Indigenous thought and the politics of nature and sexuality
Following conversations with critical animal studies and new materialisms scholarly communities, I have most recently become interested in the overlap between constructions of "nature" and "sexuality." This includes a foray into “queer ecologies” literature (which will increasingly inform my graduate teaching) that queers environmental scholarship, and conversely, greens queer theory. I throw into the mix a greening of indigenous queer theory. As I challenge Western politics of nature, it has become clear that I cannot avoid a similar analysis of sexuality. Nature and sex have both been defined according to a nature/culture divide. With the rise of scientific authority and management approaches, both sex and nature were rendered as discrete, coherent, troublesome, yet manageable objects. Both are at the heart of struggles involving ideas of purity and contamination, life and death, but which only scientifically trained experts or rational subjects (read historically white, Western men) have been seen as fit to name, manage, and to set the terms of legitimate encounter. There are common challenges to democratizing the science and representations surrounding both concepts. As with the growing academic conversation about new materialisms, indigenous thought has something to offer theoretical discussions of the politics of sex and nature.

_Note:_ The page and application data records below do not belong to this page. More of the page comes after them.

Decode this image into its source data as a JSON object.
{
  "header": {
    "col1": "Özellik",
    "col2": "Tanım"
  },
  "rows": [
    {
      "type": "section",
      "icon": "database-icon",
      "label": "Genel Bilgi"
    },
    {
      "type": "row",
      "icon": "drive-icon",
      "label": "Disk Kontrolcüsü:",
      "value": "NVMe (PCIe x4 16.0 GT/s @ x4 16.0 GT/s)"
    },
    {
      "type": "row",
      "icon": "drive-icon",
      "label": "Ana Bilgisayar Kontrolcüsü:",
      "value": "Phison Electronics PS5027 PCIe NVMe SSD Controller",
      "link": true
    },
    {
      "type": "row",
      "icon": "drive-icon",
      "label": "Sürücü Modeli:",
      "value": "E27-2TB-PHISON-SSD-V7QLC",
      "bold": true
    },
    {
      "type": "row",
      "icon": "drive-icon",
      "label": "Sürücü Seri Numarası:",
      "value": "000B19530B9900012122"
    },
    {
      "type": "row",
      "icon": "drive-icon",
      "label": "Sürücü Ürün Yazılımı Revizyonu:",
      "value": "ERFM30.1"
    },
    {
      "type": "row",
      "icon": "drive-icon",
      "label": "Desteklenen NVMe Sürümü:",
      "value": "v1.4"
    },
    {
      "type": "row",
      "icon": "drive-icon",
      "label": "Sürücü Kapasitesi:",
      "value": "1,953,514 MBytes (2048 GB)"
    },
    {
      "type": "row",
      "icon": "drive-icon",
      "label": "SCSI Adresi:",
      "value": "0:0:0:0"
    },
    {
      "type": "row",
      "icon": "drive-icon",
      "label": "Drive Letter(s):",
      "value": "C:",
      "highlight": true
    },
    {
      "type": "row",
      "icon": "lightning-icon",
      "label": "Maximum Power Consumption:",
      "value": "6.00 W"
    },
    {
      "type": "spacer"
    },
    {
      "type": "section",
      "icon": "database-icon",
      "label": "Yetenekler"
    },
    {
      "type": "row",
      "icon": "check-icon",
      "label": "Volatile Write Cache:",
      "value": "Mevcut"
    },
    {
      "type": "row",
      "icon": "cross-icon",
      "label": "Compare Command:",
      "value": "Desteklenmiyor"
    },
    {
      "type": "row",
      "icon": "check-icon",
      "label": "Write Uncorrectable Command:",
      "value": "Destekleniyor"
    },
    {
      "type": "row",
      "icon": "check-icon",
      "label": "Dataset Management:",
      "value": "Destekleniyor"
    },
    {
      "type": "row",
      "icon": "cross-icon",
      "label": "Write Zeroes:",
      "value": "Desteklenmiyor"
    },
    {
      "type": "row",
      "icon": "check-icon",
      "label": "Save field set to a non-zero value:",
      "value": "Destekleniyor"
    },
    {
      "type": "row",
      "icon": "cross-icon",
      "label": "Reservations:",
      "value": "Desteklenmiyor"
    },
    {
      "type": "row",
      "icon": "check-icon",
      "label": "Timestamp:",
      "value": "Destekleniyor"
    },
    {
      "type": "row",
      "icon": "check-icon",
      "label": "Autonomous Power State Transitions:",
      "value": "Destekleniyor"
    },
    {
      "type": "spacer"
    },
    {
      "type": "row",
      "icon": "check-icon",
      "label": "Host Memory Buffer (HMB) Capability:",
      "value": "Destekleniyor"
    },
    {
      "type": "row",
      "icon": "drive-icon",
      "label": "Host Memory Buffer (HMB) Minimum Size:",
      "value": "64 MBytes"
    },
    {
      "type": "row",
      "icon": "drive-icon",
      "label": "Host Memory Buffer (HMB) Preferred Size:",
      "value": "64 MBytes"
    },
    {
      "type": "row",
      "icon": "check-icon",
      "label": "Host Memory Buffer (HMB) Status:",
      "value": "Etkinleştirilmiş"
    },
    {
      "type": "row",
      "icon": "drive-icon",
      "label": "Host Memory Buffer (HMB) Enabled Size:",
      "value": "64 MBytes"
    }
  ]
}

I am in the preliminary stages of developing a plan to conduct humanities-based and ethnographic inquiry around this topic. I am interested in how indigenous stories speak of social relations with nonhumans, and how such relations, although they sometimes approach what we in the West would call “sex,” are not cohered into “sexuality” as we know it in Western modernity. Traditional stories also portray nonhuman persons in ways that do not adhere to another meaningful modern category, the “animal.” They feature relationships in which human and nonhuman persons, and nonhuman persons between themselves, harass and trick one another; save one another from injury or death; prey upon, kill, and sometimes eat one another; or collaborate with one another. Indigenous traditional stories avoid the hierarchical nature/culture and animal/human split that has enabled domineering human management, naming, controlling, and “saving” of nature. I expect that such theoretical work in indigenous environmental and sexuality studies will link back to support applied thinking about how to democratize environmental science practices and regulation, as I believe my social theoretical work around the genome sciences has helped construct new bioethical frameworks that incorporate indigenous thought, both “traditional” and “modern.”